When I realized it wasn’t just an addiction I had to recover from but a bad habit I needed to break, the cravings became more manageable. That and having someone in my corner reassuring me that no matter how terrible I may seem or feel while I’m sober, I’m much better to be around than the shell of a person I was before.

The more experiences I have to go through, the more I feel like a teenager experiencing complex emotions for the first time. I started using when I was a teenager so I learned to escape instead of cope. I feel like I’m a kid again. Throwing temper tantrums one minute and then blissfully happy to be sober the next. I can’t say this process is particularly enjoyable but I am grateful to have it.

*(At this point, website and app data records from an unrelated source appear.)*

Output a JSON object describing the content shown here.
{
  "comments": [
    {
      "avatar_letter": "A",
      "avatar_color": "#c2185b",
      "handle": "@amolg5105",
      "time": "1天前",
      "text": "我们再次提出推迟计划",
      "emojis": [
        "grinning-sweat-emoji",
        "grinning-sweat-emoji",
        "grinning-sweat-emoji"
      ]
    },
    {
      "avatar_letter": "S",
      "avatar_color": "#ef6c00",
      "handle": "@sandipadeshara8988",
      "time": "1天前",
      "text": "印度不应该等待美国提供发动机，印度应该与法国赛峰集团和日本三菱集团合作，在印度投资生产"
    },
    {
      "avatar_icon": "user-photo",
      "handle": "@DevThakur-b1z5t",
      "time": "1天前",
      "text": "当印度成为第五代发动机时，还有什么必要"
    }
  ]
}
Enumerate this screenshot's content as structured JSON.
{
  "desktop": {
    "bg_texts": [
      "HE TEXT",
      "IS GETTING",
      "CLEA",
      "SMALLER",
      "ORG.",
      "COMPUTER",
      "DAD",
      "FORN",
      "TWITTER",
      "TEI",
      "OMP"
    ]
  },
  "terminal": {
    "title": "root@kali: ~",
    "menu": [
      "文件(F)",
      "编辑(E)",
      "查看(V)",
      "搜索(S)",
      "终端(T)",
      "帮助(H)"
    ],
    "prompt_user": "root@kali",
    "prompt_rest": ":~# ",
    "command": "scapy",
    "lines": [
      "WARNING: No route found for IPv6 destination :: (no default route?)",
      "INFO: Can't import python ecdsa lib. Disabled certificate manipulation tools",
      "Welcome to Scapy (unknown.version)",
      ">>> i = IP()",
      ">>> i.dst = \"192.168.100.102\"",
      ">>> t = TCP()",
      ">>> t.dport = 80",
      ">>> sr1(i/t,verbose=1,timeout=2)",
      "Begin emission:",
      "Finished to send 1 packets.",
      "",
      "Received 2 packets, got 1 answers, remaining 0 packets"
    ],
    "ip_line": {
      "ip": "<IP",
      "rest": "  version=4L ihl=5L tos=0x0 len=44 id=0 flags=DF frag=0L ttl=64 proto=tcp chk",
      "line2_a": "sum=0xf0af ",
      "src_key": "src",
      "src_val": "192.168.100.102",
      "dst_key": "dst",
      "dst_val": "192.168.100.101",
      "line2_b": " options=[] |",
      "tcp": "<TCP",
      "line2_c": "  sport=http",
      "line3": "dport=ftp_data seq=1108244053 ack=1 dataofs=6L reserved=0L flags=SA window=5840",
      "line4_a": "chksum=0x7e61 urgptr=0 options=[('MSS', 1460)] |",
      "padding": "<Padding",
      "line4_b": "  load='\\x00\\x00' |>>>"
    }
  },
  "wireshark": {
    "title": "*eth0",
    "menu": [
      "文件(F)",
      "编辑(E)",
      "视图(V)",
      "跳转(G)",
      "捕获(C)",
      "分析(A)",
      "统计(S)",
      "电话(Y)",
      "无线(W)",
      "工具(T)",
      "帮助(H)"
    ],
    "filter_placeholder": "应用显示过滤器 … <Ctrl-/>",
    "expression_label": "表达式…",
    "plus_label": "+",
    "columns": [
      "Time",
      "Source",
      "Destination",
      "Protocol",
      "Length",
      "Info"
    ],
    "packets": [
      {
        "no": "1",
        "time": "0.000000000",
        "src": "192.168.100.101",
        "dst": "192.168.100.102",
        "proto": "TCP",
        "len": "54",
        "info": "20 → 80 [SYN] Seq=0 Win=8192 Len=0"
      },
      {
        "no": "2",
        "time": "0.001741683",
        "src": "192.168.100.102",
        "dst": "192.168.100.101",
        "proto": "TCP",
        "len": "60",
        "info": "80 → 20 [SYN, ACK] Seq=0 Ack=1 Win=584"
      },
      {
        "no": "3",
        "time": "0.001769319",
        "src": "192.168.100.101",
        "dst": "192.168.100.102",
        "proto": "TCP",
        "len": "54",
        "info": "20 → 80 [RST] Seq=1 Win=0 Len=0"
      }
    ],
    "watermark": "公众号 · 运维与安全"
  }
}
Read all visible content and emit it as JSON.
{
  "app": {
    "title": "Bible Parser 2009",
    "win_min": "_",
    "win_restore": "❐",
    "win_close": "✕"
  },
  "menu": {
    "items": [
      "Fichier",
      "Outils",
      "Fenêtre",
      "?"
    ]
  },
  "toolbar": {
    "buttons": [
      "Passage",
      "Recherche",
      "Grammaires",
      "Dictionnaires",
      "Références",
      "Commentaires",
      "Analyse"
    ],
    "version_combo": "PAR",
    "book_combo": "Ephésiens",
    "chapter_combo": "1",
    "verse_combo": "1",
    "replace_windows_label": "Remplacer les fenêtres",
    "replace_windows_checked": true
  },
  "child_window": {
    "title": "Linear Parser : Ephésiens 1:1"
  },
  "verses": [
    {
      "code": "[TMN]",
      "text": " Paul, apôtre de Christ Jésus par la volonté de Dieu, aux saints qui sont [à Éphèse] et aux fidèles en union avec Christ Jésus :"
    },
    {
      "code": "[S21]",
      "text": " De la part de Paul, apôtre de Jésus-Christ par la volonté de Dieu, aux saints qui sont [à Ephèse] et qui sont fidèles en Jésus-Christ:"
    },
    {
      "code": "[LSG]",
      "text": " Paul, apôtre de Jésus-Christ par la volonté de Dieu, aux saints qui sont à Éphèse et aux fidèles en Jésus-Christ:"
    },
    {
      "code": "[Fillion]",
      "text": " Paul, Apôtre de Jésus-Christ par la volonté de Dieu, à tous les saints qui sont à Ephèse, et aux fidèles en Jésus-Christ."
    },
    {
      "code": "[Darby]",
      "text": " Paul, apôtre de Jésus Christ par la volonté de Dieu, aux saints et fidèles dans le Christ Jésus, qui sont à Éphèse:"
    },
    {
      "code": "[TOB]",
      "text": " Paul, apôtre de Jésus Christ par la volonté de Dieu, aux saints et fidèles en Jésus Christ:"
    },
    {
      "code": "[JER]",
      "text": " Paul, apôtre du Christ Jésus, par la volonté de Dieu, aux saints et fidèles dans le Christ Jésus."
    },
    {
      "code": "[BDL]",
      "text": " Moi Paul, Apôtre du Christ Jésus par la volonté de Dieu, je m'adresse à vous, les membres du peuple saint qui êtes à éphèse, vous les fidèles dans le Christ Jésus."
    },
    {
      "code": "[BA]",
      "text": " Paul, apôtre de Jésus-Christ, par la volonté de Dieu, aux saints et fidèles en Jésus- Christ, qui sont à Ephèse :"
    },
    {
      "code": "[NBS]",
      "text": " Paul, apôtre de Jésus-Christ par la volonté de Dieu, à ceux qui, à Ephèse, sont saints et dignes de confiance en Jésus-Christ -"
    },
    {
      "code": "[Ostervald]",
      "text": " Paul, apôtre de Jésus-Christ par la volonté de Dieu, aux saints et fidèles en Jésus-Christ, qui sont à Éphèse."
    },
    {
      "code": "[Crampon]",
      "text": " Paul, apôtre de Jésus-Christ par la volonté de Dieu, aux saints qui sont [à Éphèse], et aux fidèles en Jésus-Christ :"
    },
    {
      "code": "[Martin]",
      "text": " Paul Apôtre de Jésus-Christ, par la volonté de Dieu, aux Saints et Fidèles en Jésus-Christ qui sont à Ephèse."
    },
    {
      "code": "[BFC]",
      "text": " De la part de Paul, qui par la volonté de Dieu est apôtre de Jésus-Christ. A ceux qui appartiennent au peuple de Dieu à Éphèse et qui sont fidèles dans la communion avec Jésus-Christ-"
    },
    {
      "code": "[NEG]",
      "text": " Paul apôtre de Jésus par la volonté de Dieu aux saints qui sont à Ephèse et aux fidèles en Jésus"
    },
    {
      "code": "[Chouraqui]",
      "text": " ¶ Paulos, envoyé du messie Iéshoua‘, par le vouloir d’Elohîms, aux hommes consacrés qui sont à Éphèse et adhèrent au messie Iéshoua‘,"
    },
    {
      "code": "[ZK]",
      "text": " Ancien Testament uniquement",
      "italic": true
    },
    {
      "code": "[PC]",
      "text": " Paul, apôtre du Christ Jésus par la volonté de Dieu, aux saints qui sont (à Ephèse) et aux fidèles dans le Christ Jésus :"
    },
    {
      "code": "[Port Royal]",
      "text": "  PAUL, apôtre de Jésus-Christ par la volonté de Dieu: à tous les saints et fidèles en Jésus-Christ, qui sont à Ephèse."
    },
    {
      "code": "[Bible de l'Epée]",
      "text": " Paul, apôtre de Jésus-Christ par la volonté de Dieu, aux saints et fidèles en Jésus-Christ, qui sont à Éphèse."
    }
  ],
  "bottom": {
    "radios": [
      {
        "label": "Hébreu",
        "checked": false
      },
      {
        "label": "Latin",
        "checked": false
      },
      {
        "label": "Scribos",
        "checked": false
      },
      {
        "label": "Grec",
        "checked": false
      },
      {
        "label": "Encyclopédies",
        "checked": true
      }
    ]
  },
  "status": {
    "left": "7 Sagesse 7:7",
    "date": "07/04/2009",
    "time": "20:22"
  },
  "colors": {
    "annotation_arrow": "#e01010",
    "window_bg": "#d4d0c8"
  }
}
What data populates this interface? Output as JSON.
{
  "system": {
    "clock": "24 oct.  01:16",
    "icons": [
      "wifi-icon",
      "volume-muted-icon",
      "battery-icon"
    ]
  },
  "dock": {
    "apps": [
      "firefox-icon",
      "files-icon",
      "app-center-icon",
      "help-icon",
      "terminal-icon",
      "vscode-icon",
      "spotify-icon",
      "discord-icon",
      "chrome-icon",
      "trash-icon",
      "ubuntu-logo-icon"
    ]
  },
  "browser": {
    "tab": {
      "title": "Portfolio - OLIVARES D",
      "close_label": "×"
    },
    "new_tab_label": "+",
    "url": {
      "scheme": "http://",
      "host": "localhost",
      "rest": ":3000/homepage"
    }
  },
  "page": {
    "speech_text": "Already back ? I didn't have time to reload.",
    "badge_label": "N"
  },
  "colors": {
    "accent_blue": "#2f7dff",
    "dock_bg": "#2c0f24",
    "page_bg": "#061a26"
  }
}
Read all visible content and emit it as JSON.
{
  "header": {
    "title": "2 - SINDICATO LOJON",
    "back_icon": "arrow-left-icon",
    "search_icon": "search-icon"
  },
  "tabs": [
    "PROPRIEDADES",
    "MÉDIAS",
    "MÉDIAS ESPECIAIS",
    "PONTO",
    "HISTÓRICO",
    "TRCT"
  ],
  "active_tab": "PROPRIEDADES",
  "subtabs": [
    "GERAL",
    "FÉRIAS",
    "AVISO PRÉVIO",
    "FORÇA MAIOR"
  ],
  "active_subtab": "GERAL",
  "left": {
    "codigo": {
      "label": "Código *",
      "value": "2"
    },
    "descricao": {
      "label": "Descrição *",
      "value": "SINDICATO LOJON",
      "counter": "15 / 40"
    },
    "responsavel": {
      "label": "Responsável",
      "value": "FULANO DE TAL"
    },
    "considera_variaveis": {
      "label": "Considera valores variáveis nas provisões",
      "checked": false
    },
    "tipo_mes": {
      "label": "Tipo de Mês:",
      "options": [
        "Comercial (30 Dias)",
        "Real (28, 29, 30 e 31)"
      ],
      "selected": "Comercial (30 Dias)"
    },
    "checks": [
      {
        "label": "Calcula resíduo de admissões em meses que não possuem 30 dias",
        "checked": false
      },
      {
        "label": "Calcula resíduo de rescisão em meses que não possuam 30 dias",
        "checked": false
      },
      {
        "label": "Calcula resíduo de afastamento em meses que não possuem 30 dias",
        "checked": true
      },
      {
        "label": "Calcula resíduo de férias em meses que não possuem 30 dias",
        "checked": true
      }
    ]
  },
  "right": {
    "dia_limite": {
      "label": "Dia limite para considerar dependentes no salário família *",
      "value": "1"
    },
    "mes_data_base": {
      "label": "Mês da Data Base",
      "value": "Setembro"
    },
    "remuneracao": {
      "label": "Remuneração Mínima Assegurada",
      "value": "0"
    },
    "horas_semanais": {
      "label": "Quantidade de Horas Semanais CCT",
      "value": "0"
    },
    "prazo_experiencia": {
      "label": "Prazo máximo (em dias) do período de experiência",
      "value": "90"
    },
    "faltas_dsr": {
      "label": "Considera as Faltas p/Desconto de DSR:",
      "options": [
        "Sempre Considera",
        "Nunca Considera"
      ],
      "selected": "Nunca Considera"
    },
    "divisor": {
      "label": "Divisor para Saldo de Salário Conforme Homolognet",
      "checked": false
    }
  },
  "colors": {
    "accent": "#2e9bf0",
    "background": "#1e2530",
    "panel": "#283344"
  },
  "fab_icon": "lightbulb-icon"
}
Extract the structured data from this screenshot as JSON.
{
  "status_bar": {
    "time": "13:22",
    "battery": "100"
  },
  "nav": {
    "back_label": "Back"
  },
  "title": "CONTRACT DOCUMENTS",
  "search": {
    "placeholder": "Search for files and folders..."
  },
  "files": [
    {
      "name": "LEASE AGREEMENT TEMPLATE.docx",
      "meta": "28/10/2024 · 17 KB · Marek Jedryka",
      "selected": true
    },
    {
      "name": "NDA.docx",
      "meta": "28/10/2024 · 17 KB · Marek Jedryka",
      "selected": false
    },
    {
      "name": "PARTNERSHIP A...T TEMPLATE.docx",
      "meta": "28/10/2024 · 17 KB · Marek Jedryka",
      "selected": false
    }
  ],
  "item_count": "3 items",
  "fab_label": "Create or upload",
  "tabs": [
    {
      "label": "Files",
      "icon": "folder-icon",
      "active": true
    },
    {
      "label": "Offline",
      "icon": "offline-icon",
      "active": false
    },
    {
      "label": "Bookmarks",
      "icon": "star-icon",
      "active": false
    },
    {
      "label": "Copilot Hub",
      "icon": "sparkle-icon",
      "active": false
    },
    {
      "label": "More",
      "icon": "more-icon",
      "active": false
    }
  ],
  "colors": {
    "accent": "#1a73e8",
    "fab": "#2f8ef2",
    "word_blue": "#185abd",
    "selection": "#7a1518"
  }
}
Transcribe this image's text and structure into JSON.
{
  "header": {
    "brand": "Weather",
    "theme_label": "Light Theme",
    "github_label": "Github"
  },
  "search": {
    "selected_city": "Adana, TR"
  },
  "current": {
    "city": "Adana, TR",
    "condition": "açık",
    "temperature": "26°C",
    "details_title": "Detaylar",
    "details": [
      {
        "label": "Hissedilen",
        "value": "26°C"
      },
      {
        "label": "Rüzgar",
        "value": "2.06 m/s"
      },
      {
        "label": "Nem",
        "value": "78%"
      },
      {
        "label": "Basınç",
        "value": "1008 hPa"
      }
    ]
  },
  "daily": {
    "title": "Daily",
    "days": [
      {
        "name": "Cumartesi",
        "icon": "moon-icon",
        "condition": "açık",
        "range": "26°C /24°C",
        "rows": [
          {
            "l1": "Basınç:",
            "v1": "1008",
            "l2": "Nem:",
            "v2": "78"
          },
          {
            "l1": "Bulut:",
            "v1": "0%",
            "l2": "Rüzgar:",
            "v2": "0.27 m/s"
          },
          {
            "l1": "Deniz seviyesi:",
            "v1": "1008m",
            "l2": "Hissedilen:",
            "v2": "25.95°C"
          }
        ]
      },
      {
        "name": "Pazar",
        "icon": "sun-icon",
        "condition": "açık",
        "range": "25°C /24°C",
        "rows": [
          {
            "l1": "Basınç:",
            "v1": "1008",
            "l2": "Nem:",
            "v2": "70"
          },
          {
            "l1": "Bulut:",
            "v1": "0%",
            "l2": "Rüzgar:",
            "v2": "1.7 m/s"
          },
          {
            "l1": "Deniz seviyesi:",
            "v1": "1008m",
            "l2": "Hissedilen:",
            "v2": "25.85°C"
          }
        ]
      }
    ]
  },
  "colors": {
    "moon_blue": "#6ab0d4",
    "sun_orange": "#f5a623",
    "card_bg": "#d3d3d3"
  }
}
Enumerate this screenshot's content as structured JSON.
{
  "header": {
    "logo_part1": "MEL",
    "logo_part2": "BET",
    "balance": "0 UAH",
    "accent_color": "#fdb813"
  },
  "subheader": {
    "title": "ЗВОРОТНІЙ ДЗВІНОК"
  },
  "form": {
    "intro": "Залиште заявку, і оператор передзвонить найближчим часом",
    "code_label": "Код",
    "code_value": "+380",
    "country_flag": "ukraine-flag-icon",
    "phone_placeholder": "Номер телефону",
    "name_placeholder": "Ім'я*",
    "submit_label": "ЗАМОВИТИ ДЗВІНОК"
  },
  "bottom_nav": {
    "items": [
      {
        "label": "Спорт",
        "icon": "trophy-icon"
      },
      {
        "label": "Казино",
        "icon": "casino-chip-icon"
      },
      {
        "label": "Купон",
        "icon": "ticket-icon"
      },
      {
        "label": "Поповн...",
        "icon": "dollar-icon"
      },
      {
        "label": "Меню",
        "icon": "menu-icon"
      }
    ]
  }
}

I keep wondering who would I have been without all of this. Would I have taken more strategic life risks? Would I have more long-lasting relationships? I have to remind myself that I can “what if” the rest of my life but it won’t change anything, nor should it. I truly believe everything happens for a reason. I am exactly where I should be at this moment, and without these experiences I would be somewhere completely different. So, I am grateful for my experiences, grateful for my ability to share, and grateful for another day sober.

Identifying as an Addict…. Do I have to?


I hate the word addict. It makes me seem like I have no self-control, not to mention labels make me uncomfortable. But I guess that’s the point. The only reason I keep the label is to remind myself that, for the time being, I am not allowing myself to have ANY mind-altering substances. For me that’s my true addiction. I just want to mentally check out for a little bit. Kind of like when other people watch TV. The only difference is I seem to always want more and I want it everyday. I always thought I had control over it because I didn’t OD and I could manage it so that I still had a seemingly normal life. What I didn’t have control over was the ability to stop or go a day without.

I keep thinking that maybe one day I’ll be ok, just maybe. One day I’ll be able to enjoy just a glass of wine or I won’t have to refuse the extra pain medication the doctor tries to give me. Maybe one day I won’t spend 2/3rds of my day thinking of these scenarios and wishing they were today. Until then, I guess I’m going to identify as an addict because it is the one word powerful enough to remind me that I actually do not have control.